The Sheriff Principal rejected the appeal and upheld the maximum sanction. The Sheriff Principal’s opinion was similar to that of Sheriff Mackie’s in the Fraser v Meehan case, echoing that the purpose of the Regulations is to act as a sanction to landlords that do not comply with the Regulations, not as a means of recompense for the tenants.

With the above cases in mind, we always advise landlords to proceed with caution, making sure that they comply with the Regulations at all times. If not, the consequences could be severe. The obligation to pay the deposit into a scheme and provide the requisite information is strict. Even if a tenant has given notice to terminate the lease prior to the deposit being transferred to the scheme, the deposit should still be transferred within 30 working days in order to avoid a possible claim. Careful attention to the paperwork landlords use for the TDS, or that used by their letting agents, is particularly important as adequate paperwork for easy compliance was not available when the scheme was introduced. In Letting Solutions, we therefore devised our own paperwork and related procedures which have worked very successfully with no issues to date over compliance.

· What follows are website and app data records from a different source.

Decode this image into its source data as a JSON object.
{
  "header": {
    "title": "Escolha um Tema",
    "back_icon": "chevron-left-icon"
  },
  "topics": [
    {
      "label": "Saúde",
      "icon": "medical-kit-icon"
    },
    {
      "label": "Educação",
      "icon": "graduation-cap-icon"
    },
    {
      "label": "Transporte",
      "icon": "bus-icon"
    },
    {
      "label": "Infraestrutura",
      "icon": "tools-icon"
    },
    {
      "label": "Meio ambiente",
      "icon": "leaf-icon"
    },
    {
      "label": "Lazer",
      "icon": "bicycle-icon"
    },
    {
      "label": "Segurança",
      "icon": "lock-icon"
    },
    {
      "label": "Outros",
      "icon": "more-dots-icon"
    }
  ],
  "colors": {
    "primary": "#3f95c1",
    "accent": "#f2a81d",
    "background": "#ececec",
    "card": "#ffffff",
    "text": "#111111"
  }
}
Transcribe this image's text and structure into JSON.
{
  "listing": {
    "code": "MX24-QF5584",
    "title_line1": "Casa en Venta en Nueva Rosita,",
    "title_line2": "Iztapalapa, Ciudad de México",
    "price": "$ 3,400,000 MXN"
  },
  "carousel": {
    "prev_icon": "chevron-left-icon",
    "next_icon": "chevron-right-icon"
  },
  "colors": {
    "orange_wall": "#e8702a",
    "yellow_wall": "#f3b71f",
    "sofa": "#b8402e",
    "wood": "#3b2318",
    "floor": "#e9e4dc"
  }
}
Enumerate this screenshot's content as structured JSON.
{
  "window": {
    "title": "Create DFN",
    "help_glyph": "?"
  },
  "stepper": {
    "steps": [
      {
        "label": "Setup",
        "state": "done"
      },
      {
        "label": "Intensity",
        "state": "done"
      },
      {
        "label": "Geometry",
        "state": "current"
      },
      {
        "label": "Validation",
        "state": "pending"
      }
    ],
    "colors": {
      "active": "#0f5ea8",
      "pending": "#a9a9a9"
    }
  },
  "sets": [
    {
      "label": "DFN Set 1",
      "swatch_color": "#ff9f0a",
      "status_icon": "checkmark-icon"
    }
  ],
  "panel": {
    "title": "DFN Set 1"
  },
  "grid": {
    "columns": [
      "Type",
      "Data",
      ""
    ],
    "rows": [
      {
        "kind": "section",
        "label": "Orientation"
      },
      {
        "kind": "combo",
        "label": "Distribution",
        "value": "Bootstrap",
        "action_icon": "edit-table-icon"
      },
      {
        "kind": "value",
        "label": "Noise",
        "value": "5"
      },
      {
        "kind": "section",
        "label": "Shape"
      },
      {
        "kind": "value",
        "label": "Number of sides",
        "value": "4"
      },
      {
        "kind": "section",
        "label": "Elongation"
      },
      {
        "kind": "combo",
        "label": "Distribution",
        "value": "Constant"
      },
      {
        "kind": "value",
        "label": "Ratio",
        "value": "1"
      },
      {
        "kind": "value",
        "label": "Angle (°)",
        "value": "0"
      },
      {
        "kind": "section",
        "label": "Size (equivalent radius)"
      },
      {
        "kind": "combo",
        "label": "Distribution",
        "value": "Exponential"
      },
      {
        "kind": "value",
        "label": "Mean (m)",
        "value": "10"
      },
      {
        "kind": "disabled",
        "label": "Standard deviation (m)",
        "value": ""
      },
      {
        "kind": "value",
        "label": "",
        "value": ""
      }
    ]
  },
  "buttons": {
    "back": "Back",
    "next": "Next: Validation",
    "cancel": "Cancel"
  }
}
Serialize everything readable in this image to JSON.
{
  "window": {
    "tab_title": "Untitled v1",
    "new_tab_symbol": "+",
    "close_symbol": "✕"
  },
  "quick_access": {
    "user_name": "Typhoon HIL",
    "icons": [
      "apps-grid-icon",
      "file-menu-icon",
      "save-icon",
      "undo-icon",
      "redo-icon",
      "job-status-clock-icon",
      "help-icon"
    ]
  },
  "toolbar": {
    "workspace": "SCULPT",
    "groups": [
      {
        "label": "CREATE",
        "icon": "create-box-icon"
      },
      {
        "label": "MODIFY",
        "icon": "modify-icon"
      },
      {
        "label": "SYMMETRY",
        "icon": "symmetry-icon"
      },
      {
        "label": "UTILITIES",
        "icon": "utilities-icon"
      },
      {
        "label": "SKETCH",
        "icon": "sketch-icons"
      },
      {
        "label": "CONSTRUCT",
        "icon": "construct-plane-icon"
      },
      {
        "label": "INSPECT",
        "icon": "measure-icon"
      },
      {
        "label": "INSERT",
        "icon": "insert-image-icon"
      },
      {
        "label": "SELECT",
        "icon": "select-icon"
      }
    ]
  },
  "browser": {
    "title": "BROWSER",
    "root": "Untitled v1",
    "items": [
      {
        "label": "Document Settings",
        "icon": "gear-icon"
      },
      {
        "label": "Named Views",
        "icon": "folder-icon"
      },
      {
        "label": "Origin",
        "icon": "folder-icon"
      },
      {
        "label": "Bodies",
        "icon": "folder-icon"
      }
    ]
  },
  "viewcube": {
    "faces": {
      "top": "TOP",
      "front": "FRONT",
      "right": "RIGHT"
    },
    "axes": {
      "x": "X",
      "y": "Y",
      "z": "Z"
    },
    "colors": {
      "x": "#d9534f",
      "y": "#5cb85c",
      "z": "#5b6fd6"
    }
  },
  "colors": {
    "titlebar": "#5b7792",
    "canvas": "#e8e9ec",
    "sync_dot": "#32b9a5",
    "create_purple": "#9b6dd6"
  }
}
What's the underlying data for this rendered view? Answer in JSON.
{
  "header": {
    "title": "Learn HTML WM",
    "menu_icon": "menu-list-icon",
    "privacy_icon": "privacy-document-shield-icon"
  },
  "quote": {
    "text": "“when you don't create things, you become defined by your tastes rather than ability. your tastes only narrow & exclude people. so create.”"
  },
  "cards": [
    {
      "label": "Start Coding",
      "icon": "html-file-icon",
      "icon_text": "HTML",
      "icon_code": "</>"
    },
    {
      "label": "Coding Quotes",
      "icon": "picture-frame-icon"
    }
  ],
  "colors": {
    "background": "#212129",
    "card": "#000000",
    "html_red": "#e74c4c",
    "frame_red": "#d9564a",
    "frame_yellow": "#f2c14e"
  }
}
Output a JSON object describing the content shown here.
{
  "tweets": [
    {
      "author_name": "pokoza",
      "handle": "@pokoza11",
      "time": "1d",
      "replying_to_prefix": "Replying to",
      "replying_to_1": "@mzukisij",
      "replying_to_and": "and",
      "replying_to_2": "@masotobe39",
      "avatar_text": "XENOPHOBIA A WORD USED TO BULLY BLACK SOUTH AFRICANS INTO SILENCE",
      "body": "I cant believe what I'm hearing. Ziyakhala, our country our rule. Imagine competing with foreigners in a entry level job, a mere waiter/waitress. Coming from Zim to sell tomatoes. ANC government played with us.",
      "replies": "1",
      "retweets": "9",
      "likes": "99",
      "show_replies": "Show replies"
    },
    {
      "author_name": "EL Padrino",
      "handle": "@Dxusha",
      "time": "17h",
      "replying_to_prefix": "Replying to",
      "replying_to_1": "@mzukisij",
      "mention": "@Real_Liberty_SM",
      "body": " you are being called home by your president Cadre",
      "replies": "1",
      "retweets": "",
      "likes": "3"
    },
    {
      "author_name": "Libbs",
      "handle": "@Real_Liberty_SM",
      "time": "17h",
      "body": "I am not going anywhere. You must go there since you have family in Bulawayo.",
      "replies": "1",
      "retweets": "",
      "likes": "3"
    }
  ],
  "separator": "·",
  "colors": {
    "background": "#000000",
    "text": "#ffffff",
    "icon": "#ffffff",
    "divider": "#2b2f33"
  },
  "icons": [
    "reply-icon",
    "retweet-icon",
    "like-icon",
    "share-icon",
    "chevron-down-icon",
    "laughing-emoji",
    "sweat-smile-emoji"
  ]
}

We hope this information is beneficial and if you have any additional queries about tenancy deposits, please do contact Letting Solutions on: 0845 520 1420. What’s more, if you are thinking about letting a property, find out how much it could fetch in monthly rents using our online value my property tool.